    References:

    Avoidable Mistakes that Compromise Cooling Performance in Data Centers and Network Rooms (White Paper#49) Overview:

    Executive Summary:

    Avoidable mistakes that are routinely made when installing cooling systems and racks in data centers or network rooms compromise availability and increase costs. These unintentional flaws create hot-spots, decrease fault tolerance, decrease efficiency, and reduce cooling capacity. Although facilities operators are often held accountable for cooling problems, many problems are actually caused by improper deployment of IT equipment outside of their control. This paper examines these typical mistakes, explains their principles, quantifies their impacts, and describes simple remedies.

    Conclusion:

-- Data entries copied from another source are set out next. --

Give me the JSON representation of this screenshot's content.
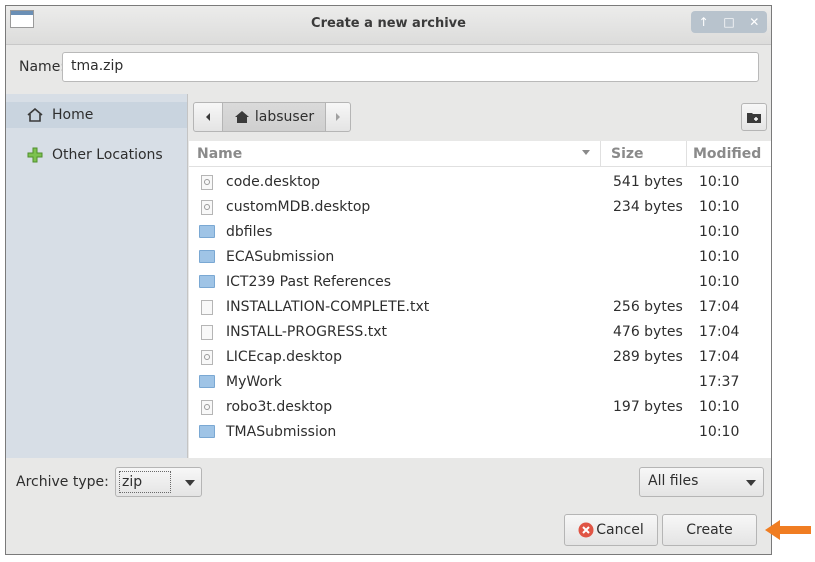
{
  "window": {
    "title": "Create a new archive",
    "wm_buttons": [
      "↑",
      "□",
      "✕"
    ]
  },
  "name_field": {
    "label": "Name:",
    "value": "tma.zip"
  },
  "sidebar": {
    "items": [
      {
        "label": "Home",
        "icon": "home-icon"
      },
      {
        "label": "Other Locations",
        "icon": "plus-icon"
      }
    ]
  },
  "pathbar": {
    "back_icon": "chevron-left-icon",
    "current": "labsuser",
    "forward_icon": "chevron-right-icon"
  },
  "columns": {
    "name": "Name",
    "size": "Size",
    "modified": "Modified"
  },
  "files": [
    {
      "name": "code.desktop",
      "size": "541 bytes",
      "modified": "10:10",
      "type": "desktop"
    },
    {
      "name": "customMDB.desktop",
      "size": "234 bytes",
      "modified": "10:10",
      "type": "desktop"
    },
    {
      "name": "dbfiles",
      "size": "",
      "modified": "10:10",
      "type": "folder"
    },
    {
      "name": "ECASubmission",
      "size": "",
      "modified": "10:10",
      "type": "folder"
    },
    {
      "name": "ICT239 Past References",
      "size": "",
      "modified": "10:10",
      "type": "folder"
    },
    {
      "name": "INSTALLATION-COMPLETE.txt",
      "size": "256 bytes",
      "modified": "17:04",
      "type": "text"
    },
    {
      "name": "INSTALL-PROGRESS.txt",
      "size": "476 bytes",
      "modified": "17:04",
      "type": "text"
    },
    {
      "name": "LICEcap.desktop",
      "size": "289 bytes",
      "modified": "17:04",
      "type": "desktop"
    },
    {
      "name": "MyWork",
      "size": "",
      "modified": "17:37",
      "type": "folder"
    },
    {
      "name": "robo3t.desktop",
      "size": "197 bytes",
      "modified": "10:10",
      "type": "desktop"
    },
    {
      "name": "TMASubmission",
      "size": "",
      "modified": "10:10",
      "type": "folder"
    }
  ],
  "archive_type": {
    "label": "Archive type:",
    "value": "zip"
  },
  "filter": {
    "value": "All files"
  },
  "buttons": {
    "cancel": "Cancel",
    "create": "Create"
  },
  "colors": {
    "sidebar_bg": "#d7dee6",
    "folder": "#9fc4e6",
    "annotation_arrow": "#f07d22",
    "cancel_icon": "#e05545"
  }
}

    The air distribution system is a part of the data center that is not well understood, and facility operators and IT personnel often take actions involving airflow that have unintentional and adverse consequences to both availability and cost.

    Flawed airflow implementation has not been a serious problem in the past, due to low power density in the data center. However, recent increases in power density are beginning to test the capacity of cooling systems and give rise to hot-spots and unexpected limitations of cooling capacity

    Decisions such as facing all racks in the same direction are often made for cosmetic reasons to project image; but as users and customers become more educated they will conclude that people who do not implement airflow correctly are inexperienced, which is the opposite of the original intent.

    Adopting a number of simple policies and providing a simple justification for them can achieve alignment between IT and Facilities staff resulting in maximum availability and optimized TCO.

    References: